You can specify a rate for every combination of room type, date, and number of guests. Unlike the derived pricing model, you don’t have to specify offsets based on a standard rate, but you can decide on a set rate for each occupancy level.
Here’s an example of triple occupancy room with occupancy-based model:
- Rate for maximum occupancy of three guests: $150
- Rate for double occupancy: $140
- Rate for single occupancy: $130
You can specify which dates your occupancy-based prices are available and when they aren’t.
Length of stay pricing model
The length of stay pricing model allows you to set up prices for reduced occupancies and lower the nightly rate for longer stays. You can set up prices for the next 729 days. To use this model, you need to specify the check-in date, the number of guests, and the rates that correspond to a particular number of nights.
For example, you can reduce the daily rate by $5 for every unit of reduced occupancy, or for every additional five days a guest stays.
Here’s an example of a triple occupancy room with three guests:
- $100 for a stay of up to 5 days
- $100 - $5 = $95 for stays of 6–10 days
- $100 - $10 = $90 for stays lasting more than 10 days
These are the rates for the same room with a $5 discount for reduced occupancy (two guests):
- $100 - $5 = $95 for a stay of up to 5 days
- $100 - $5 - $5 = $90 for stays of 6–10 days
- $100 - $5 - $10 = $85 for stays lasting more than 10 days
These are the rates for the same room with a $10 discount for reduced occupancy (one guest):
- $100 - $10 = $90 for a stay of up to 5 days
- $100 - $10 - $5 = $85 for stays of 6–10 days
- $100 - $10 - $10 = $80 for stays lasting more than 10 days
If you’re interested in setting up pricing per guest via the Extranet, refer to this article.
Working with Connectivity Providers
- Reopening availability using your channel manager if your guest checks out early
- Making sure the Extranet and your channel manager are synced
- Managing rates on your channel manager
- Closing availability on rooms or units when using a channel manager
- Setting up rooms or units on your channel manager
- I work with other OTAs as well as with Booking.com.
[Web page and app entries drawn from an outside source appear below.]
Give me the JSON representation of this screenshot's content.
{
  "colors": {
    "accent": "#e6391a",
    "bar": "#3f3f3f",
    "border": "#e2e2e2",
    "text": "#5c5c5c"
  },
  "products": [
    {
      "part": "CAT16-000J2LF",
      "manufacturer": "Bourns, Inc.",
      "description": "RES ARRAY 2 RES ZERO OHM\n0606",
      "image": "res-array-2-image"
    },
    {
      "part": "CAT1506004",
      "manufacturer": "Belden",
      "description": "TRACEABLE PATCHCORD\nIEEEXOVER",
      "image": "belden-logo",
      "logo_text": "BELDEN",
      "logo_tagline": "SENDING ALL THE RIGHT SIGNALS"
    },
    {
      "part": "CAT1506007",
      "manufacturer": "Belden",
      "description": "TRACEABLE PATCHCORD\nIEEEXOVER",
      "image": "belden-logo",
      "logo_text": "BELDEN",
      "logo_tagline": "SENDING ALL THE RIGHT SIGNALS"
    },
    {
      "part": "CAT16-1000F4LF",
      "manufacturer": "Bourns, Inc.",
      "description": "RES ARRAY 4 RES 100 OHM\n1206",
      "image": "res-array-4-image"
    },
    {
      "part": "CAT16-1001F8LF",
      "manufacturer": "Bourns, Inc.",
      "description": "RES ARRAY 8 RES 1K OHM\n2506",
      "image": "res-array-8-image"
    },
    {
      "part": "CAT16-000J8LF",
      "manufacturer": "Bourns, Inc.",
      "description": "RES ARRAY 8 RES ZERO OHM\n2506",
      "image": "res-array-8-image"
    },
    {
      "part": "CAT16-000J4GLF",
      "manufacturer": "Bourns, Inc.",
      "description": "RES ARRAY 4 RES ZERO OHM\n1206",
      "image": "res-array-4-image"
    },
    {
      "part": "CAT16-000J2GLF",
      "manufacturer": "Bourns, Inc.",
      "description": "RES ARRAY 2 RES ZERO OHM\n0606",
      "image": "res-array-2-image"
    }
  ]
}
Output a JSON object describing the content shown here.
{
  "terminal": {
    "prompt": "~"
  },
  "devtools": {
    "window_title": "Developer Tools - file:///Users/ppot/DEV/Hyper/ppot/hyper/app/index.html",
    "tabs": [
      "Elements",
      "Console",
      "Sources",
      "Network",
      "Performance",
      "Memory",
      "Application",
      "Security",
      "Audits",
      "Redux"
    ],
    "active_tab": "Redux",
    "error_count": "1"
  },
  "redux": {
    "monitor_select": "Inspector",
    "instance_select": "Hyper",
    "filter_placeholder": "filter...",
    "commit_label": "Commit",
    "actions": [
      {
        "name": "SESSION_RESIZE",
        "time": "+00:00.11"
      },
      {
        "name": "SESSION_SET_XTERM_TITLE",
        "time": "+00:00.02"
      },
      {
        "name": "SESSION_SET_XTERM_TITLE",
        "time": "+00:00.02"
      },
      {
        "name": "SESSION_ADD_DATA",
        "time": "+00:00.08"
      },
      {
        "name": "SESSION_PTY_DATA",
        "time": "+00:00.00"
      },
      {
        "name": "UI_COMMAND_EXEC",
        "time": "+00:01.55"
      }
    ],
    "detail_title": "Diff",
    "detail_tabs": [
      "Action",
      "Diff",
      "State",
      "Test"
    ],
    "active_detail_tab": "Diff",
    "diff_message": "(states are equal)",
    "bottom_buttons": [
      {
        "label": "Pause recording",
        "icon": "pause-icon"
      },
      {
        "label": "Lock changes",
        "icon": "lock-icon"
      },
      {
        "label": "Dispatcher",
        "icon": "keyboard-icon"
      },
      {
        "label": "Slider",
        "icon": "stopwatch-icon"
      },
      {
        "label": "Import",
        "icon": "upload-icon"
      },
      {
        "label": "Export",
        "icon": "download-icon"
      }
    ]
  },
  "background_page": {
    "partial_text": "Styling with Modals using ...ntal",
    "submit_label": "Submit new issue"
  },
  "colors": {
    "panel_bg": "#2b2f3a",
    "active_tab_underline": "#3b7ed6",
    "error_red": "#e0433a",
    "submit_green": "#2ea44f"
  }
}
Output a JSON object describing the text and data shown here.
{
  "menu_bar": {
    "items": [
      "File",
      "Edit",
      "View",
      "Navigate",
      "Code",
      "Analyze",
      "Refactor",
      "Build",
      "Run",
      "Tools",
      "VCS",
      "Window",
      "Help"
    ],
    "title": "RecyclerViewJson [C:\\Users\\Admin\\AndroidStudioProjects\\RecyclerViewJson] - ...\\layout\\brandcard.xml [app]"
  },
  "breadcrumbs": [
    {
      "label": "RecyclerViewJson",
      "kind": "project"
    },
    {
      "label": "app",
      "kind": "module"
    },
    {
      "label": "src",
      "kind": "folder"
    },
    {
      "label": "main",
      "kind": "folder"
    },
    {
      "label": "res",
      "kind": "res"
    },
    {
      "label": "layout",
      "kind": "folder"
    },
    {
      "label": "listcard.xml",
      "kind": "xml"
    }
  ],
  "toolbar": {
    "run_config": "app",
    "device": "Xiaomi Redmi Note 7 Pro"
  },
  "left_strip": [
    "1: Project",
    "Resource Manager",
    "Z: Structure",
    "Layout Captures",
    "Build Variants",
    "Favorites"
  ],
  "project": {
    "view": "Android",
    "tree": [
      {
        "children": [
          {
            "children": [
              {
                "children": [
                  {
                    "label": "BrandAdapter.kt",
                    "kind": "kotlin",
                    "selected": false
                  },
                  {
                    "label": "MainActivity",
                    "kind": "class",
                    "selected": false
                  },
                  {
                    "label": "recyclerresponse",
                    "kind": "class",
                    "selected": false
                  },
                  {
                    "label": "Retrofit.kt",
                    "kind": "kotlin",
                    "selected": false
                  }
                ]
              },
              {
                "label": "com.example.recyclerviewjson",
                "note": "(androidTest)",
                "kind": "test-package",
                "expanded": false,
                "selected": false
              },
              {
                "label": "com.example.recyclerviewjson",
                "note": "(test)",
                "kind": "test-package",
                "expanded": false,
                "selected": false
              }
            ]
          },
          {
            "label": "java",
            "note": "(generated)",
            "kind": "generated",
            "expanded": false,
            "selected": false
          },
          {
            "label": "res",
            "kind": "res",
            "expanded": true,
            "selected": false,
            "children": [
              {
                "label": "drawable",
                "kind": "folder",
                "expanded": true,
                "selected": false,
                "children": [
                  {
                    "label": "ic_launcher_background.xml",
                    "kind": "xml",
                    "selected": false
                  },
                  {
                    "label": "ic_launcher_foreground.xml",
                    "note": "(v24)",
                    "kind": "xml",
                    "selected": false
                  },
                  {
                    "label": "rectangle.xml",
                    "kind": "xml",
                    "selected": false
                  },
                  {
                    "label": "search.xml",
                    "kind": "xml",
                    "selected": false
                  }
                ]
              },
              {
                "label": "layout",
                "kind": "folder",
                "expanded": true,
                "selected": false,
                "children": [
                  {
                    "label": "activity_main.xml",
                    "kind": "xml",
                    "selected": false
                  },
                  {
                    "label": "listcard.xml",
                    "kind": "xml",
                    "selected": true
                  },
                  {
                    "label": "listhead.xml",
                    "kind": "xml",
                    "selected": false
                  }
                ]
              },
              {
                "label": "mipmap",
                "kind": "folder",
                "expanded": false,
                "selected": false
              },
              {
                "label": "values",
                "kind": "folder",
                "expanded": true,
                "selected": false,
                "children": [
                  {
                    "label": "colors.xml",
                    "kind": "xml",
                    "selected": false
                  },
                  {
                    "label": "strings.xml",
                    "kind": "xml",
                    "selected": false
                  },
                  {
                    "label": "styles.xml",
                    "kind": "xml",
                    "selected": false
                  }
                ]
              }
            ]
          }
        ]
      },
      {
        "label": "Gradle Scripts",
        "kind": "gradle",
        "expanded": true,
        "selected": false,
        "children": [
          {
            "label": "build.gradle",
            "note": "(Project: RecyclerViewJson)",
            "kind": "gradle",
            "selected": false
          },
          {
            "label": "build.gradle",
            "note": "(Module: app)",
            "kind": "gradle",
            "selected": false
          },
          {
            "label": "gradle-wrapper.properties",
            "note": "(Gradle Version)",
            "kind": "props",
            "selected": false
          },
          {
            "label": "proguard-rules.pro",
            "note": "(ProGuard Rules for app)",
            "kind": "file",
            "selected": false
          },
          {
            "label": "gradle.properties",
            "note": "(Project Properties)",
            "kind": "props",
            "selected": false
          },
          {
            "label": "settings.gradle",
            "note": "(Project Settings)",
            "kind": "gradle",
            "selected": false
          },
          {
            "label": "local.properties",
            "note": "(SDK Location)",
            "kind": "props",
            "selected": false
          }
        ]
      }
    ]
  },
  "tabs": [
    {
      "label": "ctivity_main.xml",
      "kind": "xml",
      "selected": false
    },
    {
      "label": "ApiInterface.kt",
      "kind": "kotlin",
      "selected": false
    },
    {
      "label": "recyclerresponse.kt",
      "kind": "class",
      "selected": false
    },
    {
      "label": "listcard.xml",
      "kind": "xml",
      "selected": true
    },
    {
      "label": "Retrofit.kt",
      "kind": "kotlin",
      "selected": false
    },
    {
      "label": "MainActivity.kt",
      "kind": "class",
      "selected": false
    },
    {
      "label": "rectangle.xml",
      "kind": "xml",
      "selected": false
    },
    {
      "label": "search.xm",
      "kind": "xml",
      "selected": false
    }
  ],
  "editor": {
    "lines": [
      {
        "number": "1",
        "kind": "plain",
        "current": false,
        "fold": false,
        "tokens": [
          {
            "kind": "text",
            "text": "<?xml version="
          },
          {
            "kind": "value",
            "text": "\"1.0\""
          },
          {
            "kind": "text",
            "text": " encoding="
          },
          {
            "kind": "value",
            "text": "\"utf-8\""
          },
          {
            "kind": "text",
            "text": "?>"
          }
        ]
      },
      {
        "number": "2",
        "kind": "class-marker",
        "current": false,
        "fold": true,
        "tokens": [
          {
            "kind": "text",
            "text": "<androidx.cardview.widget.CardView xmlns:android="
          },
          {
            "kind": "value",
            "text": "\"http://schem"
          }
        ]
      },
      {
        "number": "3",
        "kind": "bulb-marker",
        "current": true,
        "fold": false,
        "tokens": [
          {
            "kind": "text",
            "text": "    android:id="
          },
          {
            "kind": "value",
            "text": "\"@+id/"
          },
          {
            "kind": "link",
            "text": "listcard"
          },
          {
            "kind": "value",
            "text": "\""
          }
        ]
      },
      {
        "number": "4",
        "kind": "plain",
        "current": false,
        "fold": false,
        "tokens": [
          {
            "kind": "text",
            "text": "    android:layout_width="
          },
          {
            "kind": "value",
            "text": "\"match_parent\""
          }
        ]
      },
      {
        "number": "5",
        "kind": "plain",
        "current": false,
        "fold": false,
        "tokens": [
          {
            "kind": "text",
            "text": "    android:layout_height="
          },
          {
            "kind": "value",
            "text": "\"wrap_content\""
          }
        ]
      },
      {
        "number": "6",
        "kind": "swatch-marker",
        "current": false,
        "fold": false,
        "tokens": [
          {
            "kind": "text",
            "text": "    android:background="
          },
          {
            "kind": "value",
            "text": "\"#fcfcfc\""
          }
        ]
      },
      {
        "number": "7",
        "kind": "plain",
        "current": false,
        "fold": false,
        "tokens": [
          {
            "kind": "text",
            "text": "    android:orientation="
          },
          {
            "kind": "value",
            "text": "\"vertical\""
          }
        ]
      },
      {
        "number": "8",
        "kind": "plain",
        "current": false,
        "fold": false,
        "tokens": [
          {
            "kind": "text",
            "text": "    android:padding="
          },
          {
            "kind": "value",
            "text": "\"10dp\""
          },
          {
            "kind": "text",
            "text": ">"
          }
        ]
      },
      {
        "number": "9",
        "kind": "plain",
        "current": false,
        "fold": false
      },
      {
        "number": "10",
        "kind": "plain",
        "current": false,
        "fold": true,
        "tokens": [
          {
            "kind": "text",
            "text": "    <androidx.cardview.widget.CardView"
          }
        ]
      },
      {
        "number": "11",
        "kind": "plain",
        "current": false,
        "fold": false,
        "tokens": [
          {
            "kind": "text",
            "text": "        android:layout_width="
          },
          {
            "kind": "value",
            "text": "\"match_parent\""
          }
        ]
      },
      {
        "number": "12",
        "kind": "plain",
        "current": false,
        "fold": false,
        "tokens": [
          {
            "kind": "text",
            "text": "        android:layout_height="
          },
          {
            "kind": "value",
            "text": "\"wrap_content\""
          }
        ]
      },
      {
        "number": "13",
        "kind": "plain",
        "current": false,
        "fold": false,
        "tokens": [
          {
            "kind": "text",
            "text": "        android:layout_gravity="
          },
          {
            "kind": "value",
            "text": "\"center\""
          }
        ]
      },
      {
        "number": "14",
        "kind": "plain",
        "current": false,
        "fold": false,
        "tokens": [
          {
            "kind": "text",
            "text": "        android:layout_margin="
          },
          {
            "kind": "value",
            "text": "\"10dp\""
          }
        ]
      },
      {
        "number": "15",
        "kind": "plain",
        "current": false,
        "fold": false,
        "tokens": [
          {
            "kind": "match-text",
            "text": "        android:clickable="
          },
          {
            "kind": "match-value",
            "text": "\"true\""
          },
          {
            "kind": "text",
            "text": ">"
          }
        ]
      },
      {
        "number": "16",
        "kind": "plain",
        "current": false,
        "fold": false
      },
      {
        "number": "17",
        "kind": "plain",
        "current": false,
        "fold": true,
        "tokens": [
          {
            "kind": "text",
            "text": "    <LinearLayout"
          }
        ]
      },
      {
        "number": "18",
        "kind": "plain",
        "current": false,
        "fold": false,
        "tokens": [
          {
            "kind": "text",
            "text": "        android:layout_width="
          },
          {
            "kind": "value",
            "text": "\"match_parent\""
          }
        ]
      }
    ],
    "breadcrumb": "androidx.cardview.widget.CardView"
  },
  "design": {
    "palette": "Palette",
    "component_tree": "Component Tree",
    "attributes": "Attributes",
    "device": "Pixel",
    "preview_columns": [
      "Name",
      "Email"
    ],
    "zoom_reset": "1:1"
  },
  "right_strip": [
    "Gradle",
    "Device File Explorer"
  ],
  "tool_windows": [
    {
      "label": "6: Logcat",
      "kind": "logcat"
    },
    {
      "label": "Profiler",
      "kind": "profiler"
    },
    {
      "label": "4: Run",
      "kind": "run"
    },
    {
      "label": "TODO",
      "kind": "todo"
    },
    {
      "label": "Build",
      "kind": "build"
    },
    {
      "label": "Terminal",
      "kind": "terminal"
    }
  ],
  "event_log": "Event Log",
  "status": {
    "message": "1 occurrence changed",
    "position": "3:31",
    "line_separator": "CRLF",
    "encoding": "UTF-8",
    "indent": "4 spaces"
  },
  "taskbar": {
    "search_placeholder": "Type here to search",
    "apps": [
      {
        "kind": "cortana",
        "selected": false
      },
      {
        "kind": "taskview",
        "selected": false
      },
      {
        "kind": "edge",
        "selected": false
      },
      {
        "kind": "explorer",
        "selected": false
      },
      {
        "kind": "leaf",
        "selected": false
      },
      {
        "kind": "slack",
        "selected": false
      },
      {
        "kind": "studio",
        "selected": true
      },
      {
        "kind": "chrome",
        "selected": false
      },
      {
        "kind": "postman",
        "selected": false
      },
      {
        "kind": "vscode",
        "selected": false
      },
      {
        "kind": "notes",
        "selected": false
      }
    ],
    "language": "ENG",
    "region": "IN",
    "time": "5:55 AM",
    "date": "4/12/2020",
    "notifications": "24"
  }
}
How can I manage my availability?
- Managing availability through your connectivity provider
- Setting up pricing per guest through your connectivity provider
- Understanding pricing per guest models